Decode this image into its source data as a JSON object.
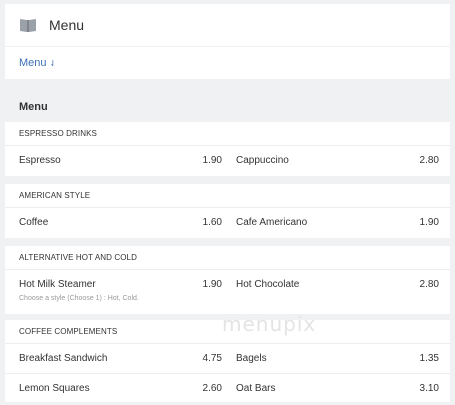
{
  "header": {
    "title": "Menu",
    "icon": "book-icon"
  },
  "breadcrumb": {
    "label": "Menu",
    "arrow": "⇃"
  },
  "menu_heading": "Menu",
  "sections": [
    {
      "title": "ESPRESSO DRINKS",
      "rows": [
        {
          "left_name": "Espresso",
          "left_price": "1.90",
          "right_name": "Cappuccino",
          "right_price": "2.80"
        }
      ]
    },
    {
      "title": "AMERICAN STYLE",
      "rows": [
        {
          "left_name": "Coffee",
          "left_price": "1.60",
          "right_name": "Cafe Americano",
          "right_price": "1.90"
        }
      ]
    },
    {
      "title": "ALTERNATIVE HOT AND COLD",
      "rows": [
        {
          "left_name": "Hot Milk Steamer",
          "left_price": "1.90",
          "left_sub": "Choose a style (Choose 1) : Hot, Cold.",
          "right_name": "Hot Chocolate",
          "right_price": "2.80"
        }
      ]
    },
    {
      "title": "COFFEE COMPLEMENTS",
      "rows": [
        {
          "left_name": "Breakfast Sandwich",
          "left_price": "4.75",
          "right_name": "Bagels",
          "right_price": "1.35"
        },
        {
          "left_name": "Lemon Squares",
          "left_price": "2.60",
          "right_name": "Oat Bars",
          "right_price": "3.10"
        }
      ]
    }
  ],
  "watermark": "menupix"
}
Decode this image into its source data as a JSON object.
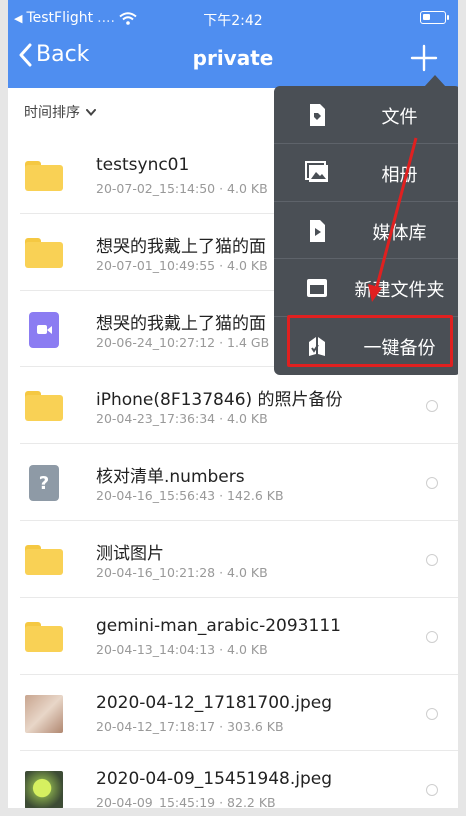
{
  "status_bar": {
    "carrier": "TestFlight",
    "signal": "....",
    "time": "下午2:42"
  },
  "battery": {
    "level": 0.35
  },
  "navbar": {
    "back_label": "Back",
    "title": "private"
  },
  "sort": {
    "label": "时间排序"
  },
  "files": [
    {
      "name": "testsync01",
      "meta": "20-07-02_15:14:50 · 4.0 KB",
      "kind": "folder"
    },
    {
      "name": "想哭的我戴上了猫的面",
      "meta": "20-07-01_10:49:55 · 4.0 KB",
      "kind": "folder"
    },
    {
      "name": "想哭的我戴上了猫的面",
      "meta": "20-06-24_10:27:12 · 1.4 GB",
      "kind": "video"
    },
    {
      "name": "iPhone(8F137846) 的照片备份",
      "meta": "20-04-23_17:36:34 · 4.0 KB",
      "kind": "folder"
    },
    {
      "name": "核对清单.numbers",
      "meta": "20-04-16_15:56:43 · 142.6 KB",
      "kind": "unknown"
    },
    {
      "name": "测试图片",
      "meta": "20-04-16_10:21:28 · 4.0 KB",
      "kind": "folder"
    },
    {
      "name": "gemini-man_arabic-2093111",
      "meta": "20-04-13_14:04:13 · 4.0 KB",
      "kind": "folder"
    },
    {
      "name": "2020-04-12_17181700.jpeg",
      "meta": "20-04-12_17:18:17 · 303.6 KB",
      "kind": "photo1"
    },
    {
      "name": "2020-04-09_15451948.jpeg",
      "meta": "20-04-09_15:45:19 · 82.2 KB",
      "kind": "photo2"
    }
  ],
  "menu": {
    "items": [
      {
        "label": "文件",
        "icon": "file-tag-icon"
      },
      {
        "label": "相册",
        "icon": "album-icon"
      },
      {
        "label": "媒体库",
        "icon": "media-library-icon"
      },
      {
        "label": "新建文件夹",
        "icon": "new-folder-icon"
      },
      {
        "label": "一键备份",
        "icon": "backup-icon"
      }
    ]
  },
  "colors": {
    "header": "#4f8ef0",
    "menu": "#4a4f55",
    "annotation": "#e02020",
    "folder": "#f9d155"
  }
}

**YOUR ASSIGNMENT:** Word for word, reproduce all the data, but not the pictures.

**EXPECTED ANSWER:**
Decode this image into its source data as a JSON object.
{
  "header": {
    "title": "Menu",
    "icon": "book-icon"
  },
  "breadcrumb": {
    "label": "Menu",
    "arrow": "⇃"
  },
  "menu_heading": "Menu",
  "sections": [
    {
      "title": "ESPRESSO DRINKS",
      "rows": [
        {
          "left_name": "Espresso",
          "left_price": "1.90",
          "right_name": "Cappuccino",
          "right_price": "2.80"
        }
      ]
    },
    {
      "title": "AMERICAN STYLE",
      "rows": [
        {
          "left_name": "Coffee",
          "left_price": "1.60",
          "right_name": "Cafe Americano",
          "right_price": "1.90"
        }
      ]
    },
    {
      "title": "ALTERNATIVE HOT AND COLD",
      "rows": [
        {
          "left_name": "Hot Milk Steamer",
          "left_price": "1.90",
          "left_sub": "Choose a style (Choose 1) : Hot, Cold.",
          "right_name": "Hot Chocolate",
          "right_price": "2.80"
        }
      ]
    },
    {
      "title": "COFFEE COMPLEMENTS",
      "rows": [
        {
          "left_name": "Breakfast Sandwich",
          "left_price": "4.75",
          "right_name": "Bagels",
          "right_price": "1.35"
        },
        {
          "left_name": "Lemon Squares",
          "left_price": "2.60",
          "right_name": "Oat Bars",
          "right_price": "3.10"
        }
      ]
    }
  ],
  "watermark": "menupix"
}
Decode this image into its source data as a JSON object.
{
  "status_bar": {
    "carrier": "TestFlight",
    "signal": "....",
    "time": "下午2:42"
  },
  "battery": {
    "level": 0.35
  },
  "navbar": {
    "back_label": "Back",
    "title": "private"
  },
  "sort": {
    "label": "时间排序"
  },
  "files": [
    {
      "name": "testsync01",
      "meta": "20-07-02_15:14:50 · 4.0 KB",
      "kind": "folder"
    },
    {
      "name": "想哭的我戴上了猫的面",
      "meta": "20-07-01_10:49:55 · 4.0 KB",
      "kind": "folder"
    },
    {
      "name": "想哭的我戴上了猫的面",
      "meta": "20-06-24_10:27:12 · 1.4 GB",
      "kind": "video"
    },
    {
      "name": "iPhone(8F137846) 的照片备份",
      "meta": "20-04-23_17:36:34 · 4.0 KB",
      "kind": "folder"
    },
    {
      "name": "核对清单.numbers",
      "meta": "20-04-16_15:56:43 · 142.6 KB",
      "kind": "unknown"
    },
    {
      "name": "测试图片",
      "meta": "20-04-16_10:21:28 · 4.0 KB",
      "kind": "folder"
    },
    {
      "name": "gemini-man_arabic-2093111",
      "meta": "20-04-13_14:04:13 · 4.0 KB",
      "kind": "folder"
    },
    {
      "name": "2020-04-12_17181700.jpeg",
      "meta": "20-04-12_17:18:17 · 303.6 KB",
      "kind": "photo1"
    },
    {
      "name": "2020-04-09_15451948.jpeg",
      "meta": "20-04-09_15:45:19 · 82.2 KB",
      "kind": "photo2"
    }
  ],
  "menu": {
    "items": [
      {
        "label": "文件",
        "icon": "file-tag-icon"
      },
      {
        "label": "相册",
        "icon": "album-icon"
      },
      {
        "label": "媒体库",
        "icon": "media-library-icon"
      },
      {
        "label": "新建文件夹",
        "icon": "new-folder-icon"
      },
      {
        "label": "一键备份",
        "icon": "backup-icon"
      }
    ]
  },
  "colors": {
    "header": "#4f8ef0",
    "menu": "#4a4f55",
    "annotation": "#e02020",
    "folder": "#f9d155"
  }
}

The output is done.